Gruelling static warfare
The soldiers on both sides excavated miles long tunnels and galleries in the Dolomites mountains, built temporary emplacements and cableway stations, trenches and caverns. Supply up high in the mountains was difficult and in winter, the soldiers often had to wait for weeks without getting supplies, in their trenches on Mt. Paternkofel, on Mt. Lagazuoi or on Marmolata, without obtaining supplies.
The static warfare lasted almost four years and had a fatal ending for many soldiers on both sides. In fact, around 8,00o soldiers only died on Col di Lana, whose peak was burst. During the mountain war, more soldiers died of hunger and cold, avalanches and rockfalls than from hostile projectiles. 1,259 soldiers are buried in the cemetery of Nasswand, 6 km south of Toblach towards Cortina d’Ampezzo, which is under monumental protection.
The open-air museum on Sextner Rotwand (part of the Bellum Aquilarum) as well as on Monte Piana above Lake Dürrensee still offer remains of emplacements and tunnels reminding us about the war’s horror and deprivations. Also, hikers and mountaineers will find many proofs of the First World War in the Dolomites.

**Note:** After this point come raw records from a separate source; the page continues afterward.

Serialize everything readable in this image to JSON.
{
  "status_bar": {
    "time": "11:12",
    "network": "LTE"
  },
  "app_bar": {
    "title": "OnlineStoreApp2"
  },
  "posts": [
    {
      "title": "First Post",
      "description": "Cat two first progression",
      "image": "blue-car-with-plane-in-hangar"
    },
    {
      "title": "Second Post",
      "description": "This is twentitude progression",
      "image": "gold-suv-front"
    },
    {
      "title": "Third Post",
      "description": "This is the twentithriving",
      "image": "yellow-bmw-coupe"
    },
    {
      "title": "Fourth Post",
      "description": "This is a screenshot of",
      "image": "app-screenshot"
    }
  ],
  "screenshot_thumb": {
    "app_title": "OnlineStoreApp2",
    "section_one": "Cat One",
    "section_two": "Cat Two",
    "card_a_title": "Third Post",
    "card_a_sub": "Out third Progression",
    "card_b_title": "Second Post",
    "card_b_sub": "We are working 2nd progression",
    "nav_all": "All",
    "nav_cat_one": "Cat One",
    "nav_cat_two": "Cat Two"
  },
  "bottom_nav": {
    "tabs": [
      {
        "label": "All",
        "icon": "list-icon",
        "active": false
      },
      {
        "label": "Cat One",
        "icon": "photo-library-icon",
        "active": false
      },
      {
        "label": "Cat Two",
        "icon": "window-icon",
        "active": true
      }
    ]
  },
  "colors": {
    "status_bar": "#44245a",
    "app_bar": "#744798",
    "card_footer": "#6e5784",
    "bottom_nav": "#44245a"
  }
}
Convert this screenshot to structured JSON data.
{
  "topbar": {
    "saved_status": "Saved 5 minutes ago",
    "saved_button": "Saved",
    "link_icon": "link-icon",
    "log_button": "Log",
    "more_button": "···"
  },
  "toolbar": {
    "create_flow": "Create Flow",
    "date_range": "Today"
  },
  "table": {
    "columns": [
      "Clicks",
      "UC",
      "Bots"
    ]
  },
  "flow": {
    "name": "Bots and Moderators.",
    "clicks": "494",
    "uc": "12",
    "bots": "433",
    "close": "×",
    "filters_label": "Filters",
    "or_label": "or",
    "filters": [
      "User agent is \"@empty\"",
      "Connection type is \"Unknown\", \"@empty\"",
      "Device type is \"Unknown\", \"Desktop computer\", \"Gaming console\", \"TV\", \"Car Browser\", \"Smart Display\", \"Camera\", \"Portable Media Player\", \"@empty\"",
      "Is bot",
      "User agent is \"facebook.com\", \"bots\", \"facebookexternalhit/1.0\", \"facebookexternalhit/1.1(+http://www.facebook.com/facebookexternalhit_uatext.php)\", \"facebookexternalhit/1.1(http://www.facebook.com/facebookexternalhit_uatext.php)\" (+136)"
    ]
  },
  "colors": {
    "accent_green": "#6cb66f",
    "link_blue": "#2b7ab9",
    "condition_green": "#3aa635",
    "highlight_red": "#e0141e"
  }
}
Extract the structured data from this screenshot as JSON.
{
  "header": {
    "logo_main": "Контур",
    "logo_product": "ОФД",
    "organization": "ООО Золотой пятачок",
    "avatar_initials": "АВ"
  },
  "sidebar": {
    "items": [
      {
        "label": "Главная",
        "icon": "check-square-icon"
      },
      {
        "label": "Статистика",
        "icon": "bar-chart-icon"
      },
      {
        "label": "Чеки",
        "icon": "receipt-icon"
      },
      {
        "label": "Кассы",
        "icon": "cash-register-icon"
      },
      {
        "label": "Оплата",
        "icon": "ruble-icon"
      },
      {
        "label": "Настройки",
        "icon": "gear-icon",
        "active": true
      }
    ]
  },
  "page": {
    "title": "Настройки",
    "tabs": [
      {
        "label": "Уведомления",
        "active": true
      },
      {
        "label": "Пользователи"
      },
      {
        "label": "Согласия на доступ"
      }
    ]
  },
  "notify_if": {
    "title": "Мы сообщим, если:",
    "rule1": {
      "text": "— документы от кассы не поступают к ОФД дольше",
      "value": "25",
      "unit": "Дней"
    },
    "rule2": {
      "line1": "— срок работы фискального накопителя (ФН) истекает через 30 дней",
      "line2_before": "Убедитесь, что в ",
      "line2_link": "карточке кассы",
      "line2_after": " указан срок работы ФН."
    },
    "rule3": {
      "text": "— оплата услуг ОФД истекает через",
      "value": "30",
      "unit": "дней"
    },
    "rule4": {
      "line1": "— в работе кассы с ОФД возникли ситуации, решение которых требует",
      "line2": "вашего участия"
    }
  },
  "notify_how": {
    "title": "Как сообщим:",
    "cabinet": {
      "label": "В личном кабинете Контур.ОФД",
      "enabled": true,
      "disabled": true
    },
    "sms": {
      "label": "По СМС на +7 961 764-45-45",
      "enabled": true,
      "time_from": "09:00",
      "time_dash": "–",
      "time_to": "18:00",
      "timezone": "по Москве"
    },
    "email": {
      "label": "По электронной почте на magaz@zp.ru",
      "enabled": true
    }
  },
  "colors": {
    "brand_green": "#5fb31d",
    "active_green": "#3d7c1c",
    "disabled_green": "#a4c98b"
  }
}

After the end of the war, many borders in Europe had changed and South Tyrol was annexed by Italy. The project Dolomites without borders emphasise not only the separating part but also the connecting aspect between Italy and Austria. The high-alpine path with 12 fixed-rope routes goes from Cadore, to Hochpustertal in the area f the Three Peaks to the Tyrolean Gailtal valley. As a transregional peace trail, it is an alpine challenge with memorable historical background.